__EXERCISE GOAL__
Would you please restate all of the entries exactly, apart from the pictures?

───── THE RECORDS ─────

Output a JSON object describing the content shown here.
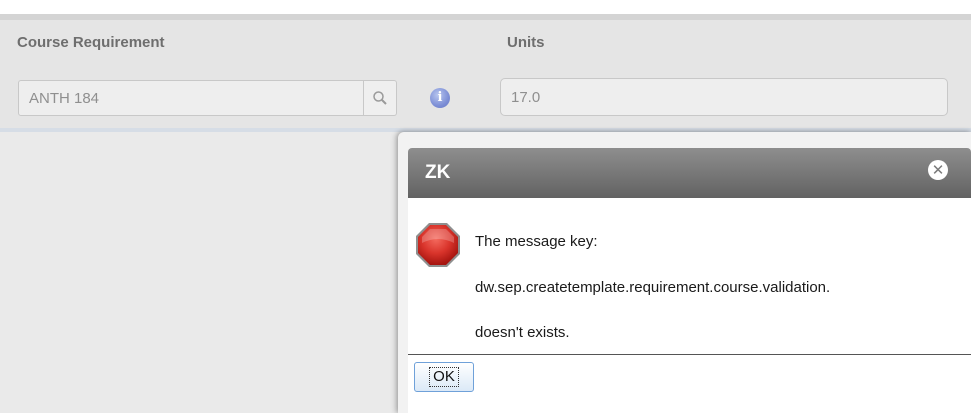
{
  "form": {
    "course_label": "Course Requirement",
    "units_label": "Units",
    "course_value": "ANTH 184",
    "units_value": "17.0"
  },
  "dialog": {
    "title": "ZK",
    "message_line1": "The message key:",
    "message_line2": "dw.sep.createtemplate.requirement.course.validation.",
    "message_line3": "doesn't exists.",
    "ok_label": "OK"
  },
  "icons": {
    "search": "search-icon",
    "info": "info-icon",
    "close": "close-icon",
    "error": "stop-sign-icon"
  },
  "colors": {
    "header_gradient_top": "#8e8e8e",
    "header_gradient_bottom": "#626262",
    "stop_red": "#d9342b",
    "info_blue": "#7d8fd6"
  }
}
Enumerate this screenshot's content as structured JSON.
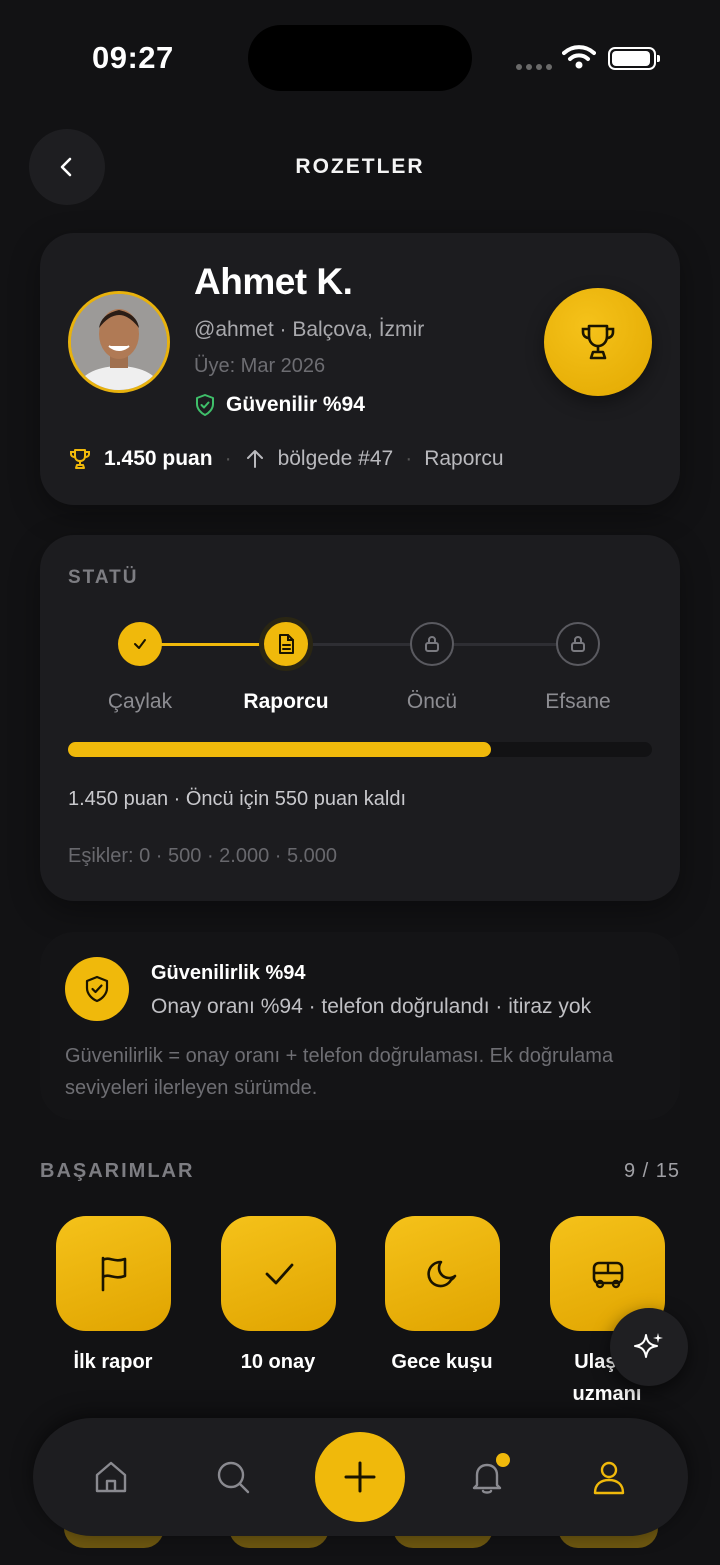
{
  "status_bar": {
    "time": "09:27"
  },
  "header": {
    "title": "ROZETLER"
  },
  "profile": {
    "name": "Ahmet K.",
    "handle_location": "@ahmet · Balçova, İzmir",
    "member_since": "Üye: Mar 2026",
    "trust": "Güvenilir %94",
    "points": "1.450 puan",
    "region_rank": "bölgede #47",
    "level": "Raporcu"
  },
  "status": {
    "section_label": "STATÜ",
    "steps": [
      {
        "label": "Çaylak",
        "state": "done"
      },
      {
        "label": "Raporcu",
        "state": "current"
      },
      {
        "label": "Öncü",
        "state": "locked"
      },
      {
        "label": "Efsane",
        "state": "locked"
      }
    ],
    "progress_fraction": 0.725,
    "progress_text": "1.450 puan · Öncü için 550 puan kaldı",
    "thresholds": "Eşikler: 0 · 500 · 2.000 · 5.000"
  },
  "reliability": {
    "title": "Güvenilirlik %94",
    "subtitle": "Onay oranı %94 · telefon doğrulandı · itiraz yok",
    "note": "Güvenilirlik = onay oranı + telefon doğrulaması. Ek doğrulama seviyeleri ilerleyen sürümde."
  },
  "achievements": {
    "section_label": "BAŞARIMLAR",
    "count": "9 / 15",
    "items": [
      {
        "label": "İlk rapor",
        "icon": "flag-icon"
      },
      {
        "label": "10 onay",
        "icon": "check-icon"
      },
      {
        "label": "Gece kuşu",
        "icon": "moon-icon"
      },
      {
        "label": "Ulaşım uzmanı",
        "icon": "bus-icon"
      }
    ]
  },
  "nav": {
    "items": [
      "home-icon",
      "search-icon",
      "plus-icon",
      "bell-icon",
      "user-icon"
    ]
  },
  "colors": {
    "accent": "#f0b90b",
    "background": "#121214",
    "card": "#1c1c1f",
    "verified_green": "#3fbf6a"
  }
}
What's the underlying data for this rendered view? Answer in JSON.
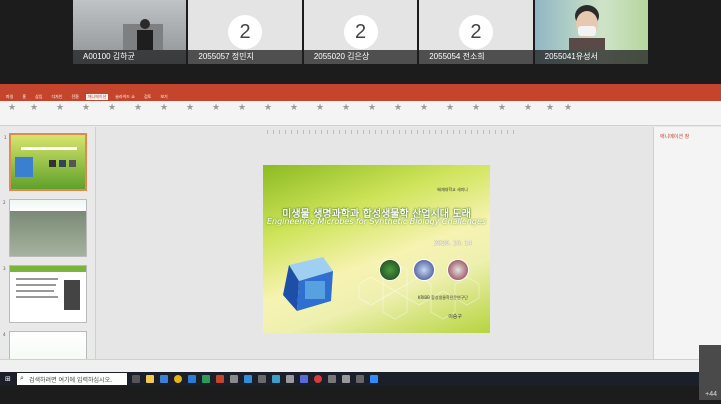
{
  "participants": [
    {
      "name": "A00100 김하균",
      "type": "camera"
    },
    {
      "name": "2055057 정민지",
      "number": "2"
    },
    {
      "name": "2055020 김은상",
      "number": "2"
    },
    {
      "name": "2055054 전소희",
      "number": "2"
    },
    {
      "name": "2055041유성서",
      "type": "camera"
    }
  ],
  "ppt": {
    "accent_color": "#c4452b",
    "ribbon_tabs": [
      "파일",
      "홈",
      "삽입",
      "디자인",
      "전환",
      "애니메이션",
      "슬라이드 쇼",
      "검토",
      "보기"
    ],
    "active_tab": "애니메이션",
    "right_pane_title": "애니메이션 창",
    "slide_numbers": [
      "1",
      "2",
      "3",
      "4"
    ],
    "slide": {
      "subtitle": "배재대학교 세미나",
      "title_kr": "미생물 생명과학과 합성생물학 산업시대 도래",
      "title_en": "Engineering Microbes for Synthetic Biology Challenges",
      "date": "2020. 10. 14",
      "org": "KRIBB 합성생물학전문연구단",
      "author": "이승구"
    }
  },
  "taskbar": {
    "search_placeholder": "검색하려면 여기에 입력하십시오."
  },
  "more_participants": "+44"
}
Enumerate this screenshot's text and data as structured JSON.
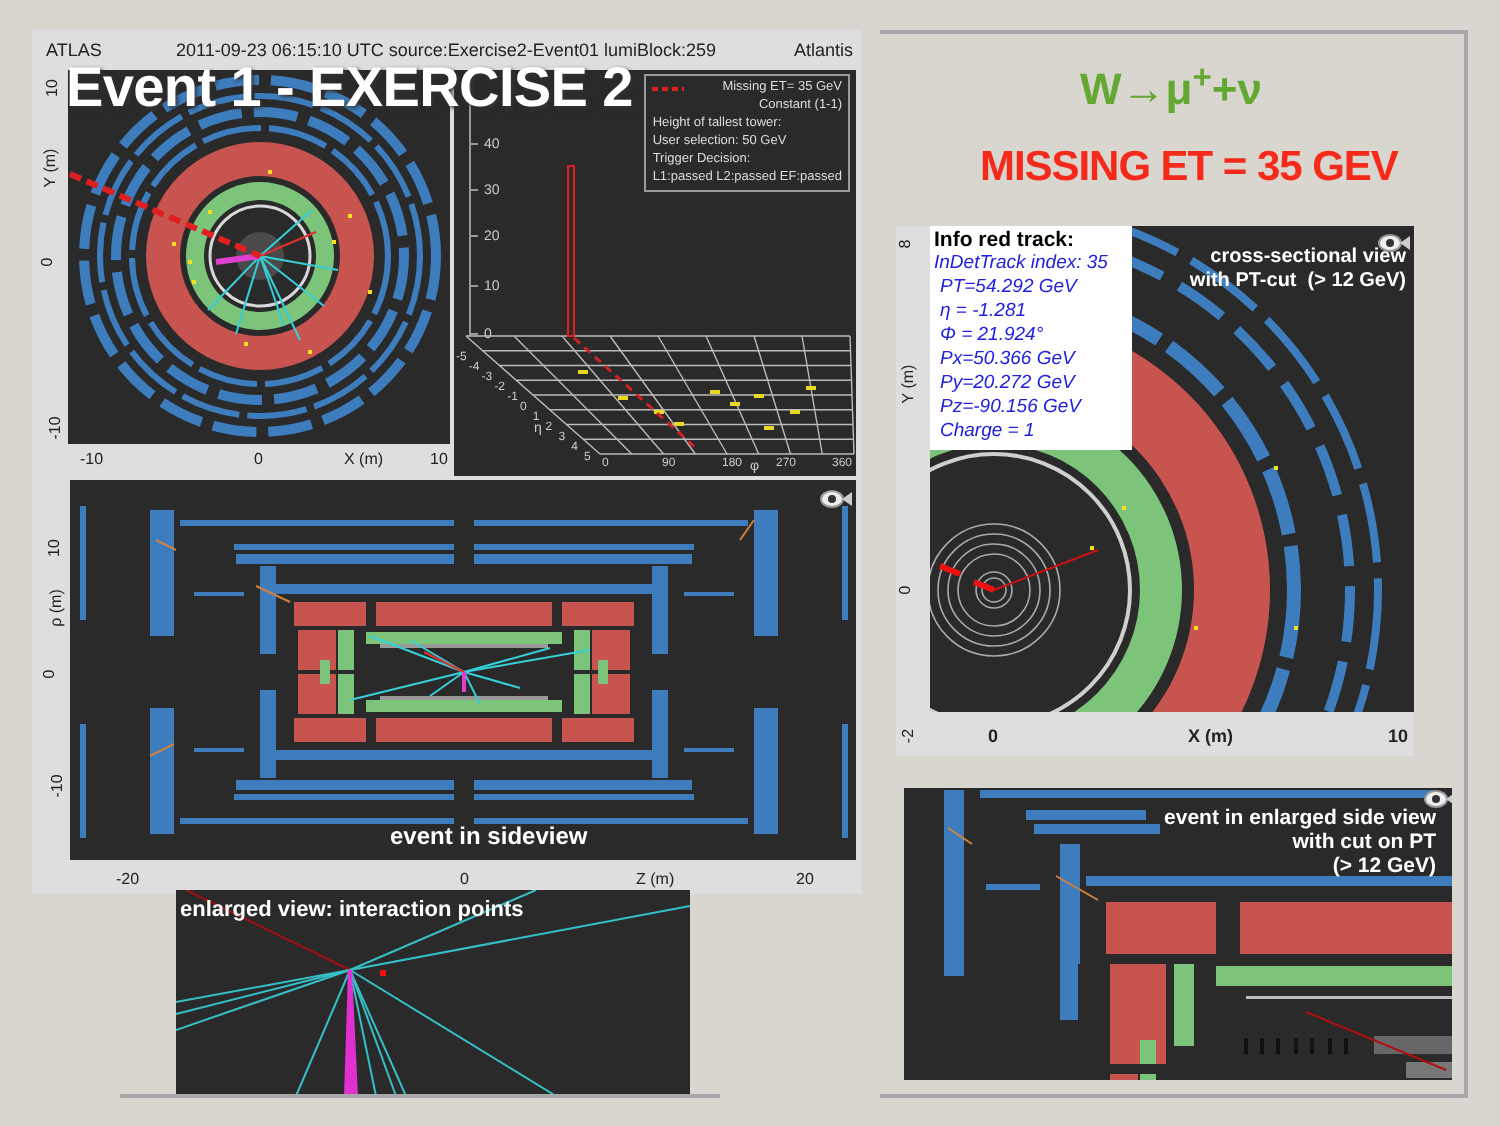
{
  "header": {
    "experiment": "ATLAS",
    "event_info": "2011-09-23 06:15:10 UTC source:Exercise2-Event01 lumiBlock:259",
    "software": "Atlantis"
  },
  "title": "Event 1 - EXERCISE 2",
  "xy_view": {
    "y_ticks": [
      "10",
      "0",
      "-10"
    ],
    "y_label": "Y (m)",
    "x_ticks": [
      "-10",
      "0",
      "10"
    ],
    "x_label": "X (m)"
  },
  "lego_view": {
    "legend": [
      {
        "text": "Missing ET= 35 GeV",
        "kind": "key"
      },
      {
        "text": "Constant (1-1)",
        "kind": "sub"
      },
      {
        "text": "Height of tallest tower:",
        "kind": "text"
      },
      {
        "text": "User selection: 50 GeV",
        "kind": "text"
      },
      {
        "text": "Trigger Decision:",
        "kind": "text"
      },
      {
        "text": "L1:passed L2:passed EF:passed",
        "kind": "text"
      }
    ],
    "height_ticks": [
      "40",
      "30",
      "20",
      "10",
      "0"
    ],
    "eta_ticks": [
      "-5",
      "-4",
      "-3",
      "-2",
      "-1",
      "0",
      "1",
      "2",
      "3",
      "4",
      "5"
    ],
    "eta_label": "η",
    "phi_ticks": [
      "0",
      "90",
      "180",
      "270",
      "360"
    ],
    "phi_label": "φ"
  },
  "side_view": {
    "caption": "event in sideview",
    "y_ticks": [
      "10",
      "0",
      "-10"
    ],
    "y_label": "ρ (m)",
    "x_ticks": [
      "-20",
      "0",
      "20"
    ],
    "x_label": "Z (m)"
  },
  "interaction_view": {
    "caption": "enlarged view: interaction points"
  },
  "decay": "W→μ$^{+}$+ν",
  "missing_et": "MISSING ET = 35 GEV",
  "track_view": {
    "info_title": "Info red track:",
    "info_lines": [
      "InDetTrack index: 35",
      "PT=54.292 GeV",
      "η = -1.281",
      "Φ = 21.924°",
      "Px=50.366 GeV",
      "Py=20.272 GeV",
      "Pz=-90.156 GeV",
      "Charge = 1"
    ],
    "caption_lines": [
      "cross-sectional view",
      "with PT-cut  (> 12 GeV)"
    ],
    "y_ticks": [
      "8",
      "0",
      "-2"
    ],
    "y_label": "Y (m)",
    "x_ticks": [
      "0",
      "10"
    ],
    "x_label": "X (m)"
  },
  "enlarged_side_view": {
    "caption_lines": [
      "event in enlarged side view",
      "with cut on PT",
      "(> 12 GeV)"
    ]
  }
}
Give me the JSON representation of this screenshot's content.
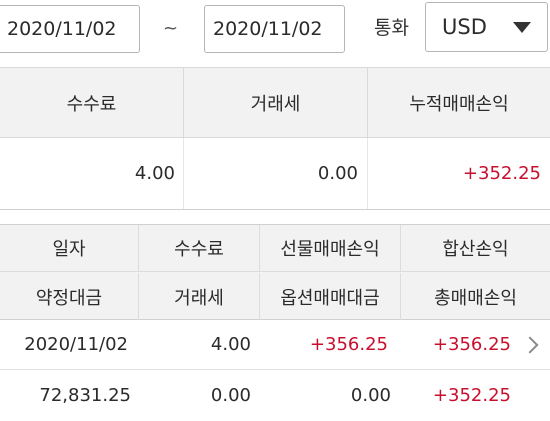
{
  "filter": {
    "date_from": "2020/11/02",
    "separator": "~",
    "date_to": "2020/11/02",
    "currency_label": "통화",
    "currency_value": "USD"
  },
  "summary": {
    "headers": [
      "수수료",
      "거래세",
      "누적매매손익"
    ],
    "values": [
      "4.00",
      "0.00",
      "+352.25"
    ]
  },
  "list": {
    "header_row1": [
      "일자",
      "수수료",
      "선물매매손익",
      "합산손익"
    ],
    "header_row2": [
      "약정대금",
      "거래세",
      "옵션매매대금",
      "총매매손익"
    ],
    "rows": [
      {
        "line1": [
          "2020/11/02",
          "4.00",
          "+356.25",
          "+356.25"
        ],
        "line2": [
          "72,831.25",
          "0.00",
          "0.00",
          "+352.25"
        ]
      }
    ]
  },
  "colors": {
    "positive": "#c8102e",
    "header_bg": "#f2f2f2",
    "border": "#d9d9d9"
  },
  "icons": {
    "currency_dropdown": "caret-down-icon",
    "row_detail": "chevron-right-icon"
  }
}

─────

__PROBLEM SOLUTION__
Output a JSON object describing the content shown here.
{
  "form": {
    "course_label": "Course Requirement",
    "units_label": "Units",
    "course_value": "ANTH 184",
    "units_value": "17.0"
  },
  "dialog": {
    "title": "ZK",
    "message_line1": "The message key:",
    "message_line2": "dw.sep.createtemplate.requirement.course.validation.",
    "message_line3": "doesn't exists.",
    "ok_label": "OK"
  },
  "icons": {
    "search": "search-icon",
    "info": "info-icon",
    "close": "close-icon",
    "error": "stop-sign-icon"
  },
  "colors": {
    "header_gradient_top": "#8e8e8e",
    "header_gradient_bottom": "#626262",
    "stop_red": "#d9342b",
    "info_blue": "#7d8fd6"
  }
}
Enumerate this screenshot's content as structured JSON.
{
  "status_bar": {
    "time": "09:27"
  },
  "header": {
    "title": "ROZETLER"
  },
  "profile": {
    "name": "Ahmet K.",
    "handle_location": "@ahmet · Balçova, İzmir",
    "member_since": "Üye: Mar 2026",
    "trust": "Güvenilir %94",
    "points": "1.450 puan",
    "region_rank": "bölgede #47",
    "level": "Raporcu"
  },
  "status": {
    "section_label": "STATÜ",
    "steps": [
      {
        "label": "Çaylak",
        "state": "done"
      },
      {
        "label": "Raporcu",
        "state": "current"
      },
      {
        "label": "Öncü",
        "state": "locked"
      },
      {
        "label": "Efsane",
        "state": "locked"
      }
    ],
    "progress_fraction": 0.725,
    "progress_text": "1.450 puan · Öncü için 550 puan kaldı",
    "thresholds": "Eşikler: 0 · 500 · 2.000 · 5.000"
  },
  "reliability": {
    "title": "Güvenilirlik %94",
    "subtitle": "Onay oranı %94 · telefon doğrulandı · itiraz yok",
    "note": "Güvenilirlik = onay oranı + telefon doğrulaması. Ek doğrulama seviyeleri ilerleyen sürümde."
  },
  "achievements": {
    "section_label": "BAŞARIMLAR",
    "count": "9 / 15",
    "items": [
      {
        "label": "İlk rapor",
        "icon": "flag-icon"
      },
      {
        "label": "10 onay",
        "icon": "check-icon"
      },
      {
        "label": "Gece kuşu",
        "icon": "moon-icon"
      },
      {
        "label": "Ulaşım uzmanı",
        "icon": "bus-icon"
      }
    ]
  },
  "nav": {
    "items": [
      "home-icon",
      "search-icon",
      "plus-icon",
      "bell-icon",
      "user-icon"
    ]
  },
  "colors": {
    "accent": "#f0b90b",
    "background": "#121214",
    "card": "#1c1c1f",
    "verified_green": "#3fbf6a"
  }
}
What's the underlying data for this rendered view? Answer in JSON.
{
  "participants": [
    {
      "name": "A00100 김하균",
      "type": "camera"
    },
    {
      "name": "2055057 정민지",
      "number": "2"
    },
    {
      "name": "2055020 김은상",
      "number": "2"
    },
    {
      "name": "2055054 전소희",
      "number": "2"
    },
    {
      "name": "2055041유성서",
      "type": "camera"
    }
  ],
  "ppt": {
    "accent_color": "#c4452b",
    "ribbon_tabs": [
      "파일",
      "홈",
      "삽입",
      "디자인",
      "전환",
      "애니메이션",
      "슬라이드 쇼",
      "검토",
      "보기"
    ],
    "active_tab": "애니메이션",
    "right_pane_title": "애니메이션 창",
    "slide_numbers": [
      "1",
      "2",
      "3",
      "4"
    ],
    "slide": {
      "subtitle": "배재대학교 세미나",
      "title_kr": "미생물 생명과학과 합성생물학 산업시대 도래",
      "title_en": "Engineering Microbes for Synthetic Biology Challenges",
      "date": "2020. 10. 14",
      "org": "KRIBB 합성생물학전문연구단",
      "author": "이승구"
    }
  },
  "taskbar": {
    "search_placeholder": "검색하려면 여기에 입력하십시오."
  },
  "more_participants": "+44"
}
Enumerate this screenshot's text and data as structured JSON.
{
  "header": {
    "experiment": "ATLAS",
    "event_info": "2011-09-23 06:15:10 UTC source:Exercise2-Event01 lumiBlock:259",
    "software": "Atlantis"
  },
  "title": "Event 1 - EXERCISE 2",
  "xy_view": {
    "y_ticks": [
      "10",
      "0",
      "-10"
    ],
    "y_label": "Y (m)",
    "x_ticks": [
      "-10",
      "0",
      "10"
    ],
    "x_label": "X (m)"
  },
  "lego_view": {
    "legend": [
      {
        "text": "Missing ET= 35 GeV",
        "kind": "key"
      },
      {
        "text": "Constant (1-1)",
        "kind": "sub"
      },
      {
        "text": "Height of tallest tower:",
        "kind": "text"
      },
      {
        "text": "User selection: 50 GeV",
        "kind": "text"
      },
      {
        "text": "Trigger Decision:",
        "kind": "text"
      },
      {
        "text": "L1:passed L2:passed EF:passed",
        "kind": "text"
      }
    ],
    "height_ticks": [
      "40",
      "30",
      "20",
      "10",
      "0"
    ],
    "eta_ticks": [
      "-5",
      "-4",
      "-3",
      "-2",
      "-1",
      "0",
      "1",
      "2",
      "3",
      "4",
      "5"
    ],
    "eta_label": "η",
    "phi_ticks": [
      "0",
      "90",
      "180",
      "270",
      "360"
    ],
    "phi_label": "φ"
  },
  "side_view": {
    "caption": "event in sideview",
    "y_ticks": [
      "10",
      "0",
      "-10"
    ],
    "y_label": "ρ (m)",
    "x_ticks": [
      "-20",
      "0",
      "20"
    ],
    "x_label": "Z (m)"
  },
  "interaction_view": {
    "caption": "enlarged view: interaction points"
  },
  "decay": "W→μ$^{+}$+ν",
  "missing_et": "MISSING ET = 35 GEV",
  "track_view": {
    "info_title": "Info red track:",
    "info_lines": [
      "InDetTrack index: 35",
      "PT=54.292 GeV",
      "η = -1.281",
      "Φ = 21.924°",
      "Px=50.366 GeV",
      "Py=20.272 GeV",
      "Pz=-90.156 GeV",
      "Charge = 1"
    ],
    "caption_lines": [
      "cross-sectional view",
      "with PT-cut  (> 12 GeV)"
    ],
    "y_ticks": [
      "8",
      "0",
      "-2"
    ],
    "y_label": "Y (m)",
    "x_ticks": [
      "0",
      "10"
    ],
    "x_label": "X (m)"
  },
  "enlarged_side_view": {
    "caption_lines": [
      "event in enlarged side view",
      "with cut on PT",
      "(> 12 GeV)"
    ]
  }
}
Give me the JSON representation of this screenshot's content.
{
  "filter": {
    "date_from": "2020/11/02",
    "separator": "~",
    "date_to": "2020/11/02",
    "currency_label": "통화",
    "currency_value": "USD"
  },
  "summary": {
    "headers": [
      "수수료",
      "거래세",
      "누적매매손익"
    ],
    "values": [
      "4.00",
      "0.00",
      "+352.25"
    ]
  },
  "list": {
    "header_row1": [
      "일자",
      "수수료",
      "선물매매손익",
      "합산손익"
    ],
    "header_row2": [
      "약정대금",
      "거래세",
      "옵션매매대금",
      "총매매손익"
    ],
    "rows": [
      {
        "line1": [
          "2020/11/02",
          "4.00",
          "+356.25",
          "+356.25"
        ],
        "line2": [
          "72,831.25",
          "0.00",
          "0.00",
          "+352.25"
        ]
      }
    ]
  },
  "colors": {
    "positive": "#c8102e",
    "header_bg": "#f2f2f2",
    "border": "#d9d9d9"
  },
  "icons": {
    "currency_dropdown": "caret-down-icon",
    "row_detail": "chevron-right-icon"
  }
}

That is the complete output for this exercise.